Giraffes Count!

What better way to honor World Giraffe Day on June 21 than to share some of our Wildwatch Kenya project results. With over half a million trail camera images now classified and retired, we have some very exciting information to share!

First off, we would like to thank our dedicated citizen scientist volunteers who helped us produce these results. Without all of you, it would have taken a full-time research assistant 5 years to classify each of these 500,000 images 10 times, as is the protocol on Zooniverse.

Wildwatch Kenya is San Diego Zoo Global’s citizen science project. The pictures are collected in Kenya, but people from around the world help our researchers by analyzing images and noting animals seen. Find out more and add your eyes to the effort at Wildwatch Kenya.

For the first time since the Wildwatch Kenya reticulated giraffe project began, we are able to analyze the data collected from our trail cameras in northern Kenya.

Of the images that have been classified so far, our citizen scientists agreed that 2,765 images contained giraffes. Our results show that giraffe ranked among the top five most frequently seen species, following dik dik, zebra, impala, and gazelle. We were also able to extract the locations of these 2,765 images that most likely contained giraffes by linking the images back to the trail camera that they came from. This provides valuable information about where giraffes are most commonly found, what types of habitat they prefer, and where they are occurring in proximity to human activity. The maps below (see slide show) show the trail camera locations that were classified to have images of giraffes.

Spotting a baby animal while classifying images is one of the most exciting parts about Wildwatch Kenya (for both our citizen scientists and us researchers!). By looking at the number of young that are present, we can gain insight to a whole host of new information such as birth rates and breeding seasons.

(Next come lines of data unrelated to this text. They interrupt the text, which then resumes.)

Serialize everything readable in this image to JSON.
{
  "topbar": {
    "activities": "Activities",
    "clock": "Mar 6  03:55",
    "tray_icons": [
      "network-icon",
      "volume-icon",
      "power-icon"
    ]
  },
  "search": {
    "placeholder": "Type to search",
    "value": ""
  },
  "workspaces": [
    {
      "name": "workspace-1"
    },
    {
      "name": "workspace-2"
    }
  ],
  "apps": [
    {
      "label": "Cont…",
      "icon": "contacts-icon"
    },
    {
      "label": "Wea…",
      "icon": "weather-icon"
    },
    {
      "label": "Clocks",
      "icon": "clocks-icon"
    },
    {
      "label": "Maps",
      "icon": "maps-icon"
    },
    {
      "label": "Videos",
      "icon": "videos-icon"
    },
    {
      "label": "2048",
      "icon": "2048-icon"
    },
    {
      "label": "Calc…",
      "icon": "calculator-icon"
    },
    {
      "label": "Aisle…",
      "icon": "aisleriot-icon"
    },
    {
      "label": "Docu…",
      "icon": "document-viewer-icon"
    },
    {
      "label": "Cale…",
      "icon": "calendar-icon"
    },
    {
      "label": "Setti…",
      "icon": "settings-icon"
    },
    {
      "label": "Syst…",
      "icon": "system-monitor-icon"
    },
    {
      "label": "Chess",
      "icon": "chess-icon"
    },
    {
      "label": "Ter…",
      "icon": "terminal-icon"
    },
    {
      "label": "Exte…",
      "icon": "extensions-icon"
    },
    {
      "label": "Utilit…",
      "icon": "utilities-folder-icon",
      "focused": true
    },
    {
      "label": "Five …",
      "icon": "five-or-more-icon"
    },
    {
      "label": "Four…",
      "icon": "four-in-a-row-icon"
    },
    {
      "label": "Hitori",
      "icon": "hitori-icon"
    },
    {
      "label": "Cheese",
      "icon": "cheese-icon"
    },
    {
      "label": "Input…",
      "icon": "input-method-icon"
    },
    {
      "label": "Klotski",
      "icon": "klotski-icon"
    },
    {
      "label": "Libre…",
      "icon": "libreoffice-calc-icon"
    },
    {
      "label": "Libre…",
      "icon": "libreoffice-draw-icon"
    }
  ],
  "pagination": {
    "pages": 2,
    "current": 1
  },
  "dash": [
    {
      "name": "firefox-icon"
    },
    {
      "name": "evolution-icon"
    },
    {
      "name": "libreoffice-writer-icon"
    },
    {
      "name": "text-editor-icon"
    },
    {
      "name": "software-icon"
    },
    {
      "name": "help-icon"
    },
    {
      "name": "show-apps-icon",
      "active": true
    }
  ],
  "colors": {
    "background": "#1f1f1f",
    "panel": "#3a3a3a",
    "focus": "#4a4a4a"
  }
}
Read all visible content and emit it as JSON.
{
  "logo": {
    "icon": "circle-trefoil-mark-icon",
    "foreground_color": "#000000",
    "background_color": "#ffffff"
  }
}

We can even get clues on the impact of environmental stressors such as drought and predation on survival rates of young by seeing if they are able to survive until adulthood.

With your help, we have produced sound scientific data, which will supplement information needed to analyze the current populations of species in northern Kenya. We hope that it will lead to increased protection and conservation of reticulated giraffes and other wildlife. Now, that’s the power of citizen science!

With over one million images still to go, we need your help now more than ever! Keep up the great work, and thank you—asante sana, as they say in Swahili—for your help in saving species.

Editor’s Note: This is an abridged version of a more in-depth look at the data collected to date. For more details, images, and maps, read A Wild, Wild Watch in Kenya on our San Diego Zoo Institute for Conservation Research site.

Jenna Stacy-Dawes is a research coordinator for the San Diego Zoo Institute for Conservation Research. Read her previous blog, Wildwatch Kenya: Preliminary Results from the Field.

Nikki Egna is a research assistant.